=== Begin Enclosure ===
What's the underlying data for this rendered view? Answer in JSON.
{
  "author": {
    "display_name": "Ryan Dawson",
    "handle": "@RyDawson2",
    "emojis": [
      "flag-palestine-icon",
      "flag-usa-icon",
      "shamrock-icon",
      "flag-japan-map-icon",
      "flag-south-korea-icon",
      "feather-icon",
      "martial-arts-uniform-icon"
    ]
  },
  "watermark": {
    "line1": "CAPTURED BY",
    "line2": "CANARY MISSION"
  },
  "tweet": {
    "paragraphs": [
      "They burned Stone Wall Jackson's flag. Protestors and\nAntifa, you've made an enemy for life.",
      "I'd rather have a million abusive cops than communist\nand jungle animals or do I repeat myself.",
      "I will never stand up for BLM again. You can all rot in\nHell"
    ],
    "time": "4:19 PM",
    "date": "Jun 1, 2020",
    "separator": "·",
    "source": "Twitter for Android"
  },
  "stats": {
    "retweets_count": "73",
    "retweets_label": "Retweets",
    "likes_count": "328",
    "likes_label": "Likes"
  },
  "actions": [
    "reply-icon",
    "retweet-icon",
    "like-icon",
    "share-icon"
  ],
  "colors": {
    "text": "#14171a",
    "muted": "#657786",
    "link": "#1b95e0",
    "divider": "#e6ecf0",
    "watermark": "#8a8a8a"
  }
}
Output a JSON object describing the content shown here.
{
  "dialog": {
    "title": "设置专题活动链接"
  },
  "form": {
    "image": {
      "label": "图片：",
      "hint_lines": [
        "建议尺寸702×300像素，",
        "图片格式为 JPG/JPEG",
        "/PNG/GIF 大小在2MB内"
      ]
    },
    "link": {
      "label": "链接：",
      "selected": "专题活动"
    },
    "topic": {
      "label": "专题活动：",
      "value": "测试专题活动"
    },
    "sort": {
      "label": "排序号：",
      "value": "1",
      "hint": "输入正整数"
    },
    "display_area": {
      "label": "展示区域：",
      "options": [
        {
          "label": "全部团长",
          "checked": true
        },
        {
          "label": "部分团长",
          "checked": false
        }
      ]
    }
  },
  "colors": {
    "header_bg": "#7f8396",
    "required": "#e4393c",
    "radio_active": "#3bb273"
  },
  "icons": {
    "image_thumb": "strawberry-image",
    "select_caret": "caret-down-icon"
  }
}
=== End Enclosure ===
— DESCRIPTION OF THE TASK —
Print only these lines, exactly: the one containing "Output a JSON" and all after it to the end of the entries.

— ANSWER AREA —
Output a JSON object describing the content shown here.
{
  "dialog": {
    "title": "设置专题活动链接"
  },
  "form": {
    "image": {
      "label": "图片：",
      "hint_lines": [
        "建议尺寸702×300像素，",
        "图片格式为 JPG/JPEG",
        "/PNG/GIF 大小在2MB内"
      ]
    },
    "link": {
      "label": "链接：",
      "selected": "专题活动"
    },
    "topic": {
      "label": "专题活动：",
      "value": "测试专题活动"
    },
    "sort": {
      "label": "排序号：",
      "value": "1",
      "hint": "输入正整数"
    },
    "display_area": {
      "label": "展示区域：",
      "options": [
        {
          "label": "全部团长",
          "checked": true
        },
        {
          "label": "部分团长",
          "checked": false
        }
      ]
    }
  },
  "colors": {
    "header_bg": "#7f8396",
    "required": "#e4393c",
    "radio_active": "#3bb273"
  },
  "icons": {
    "image_thumb": "strawberry-image",
    "select_caret": "caret-down-icon"
  }
}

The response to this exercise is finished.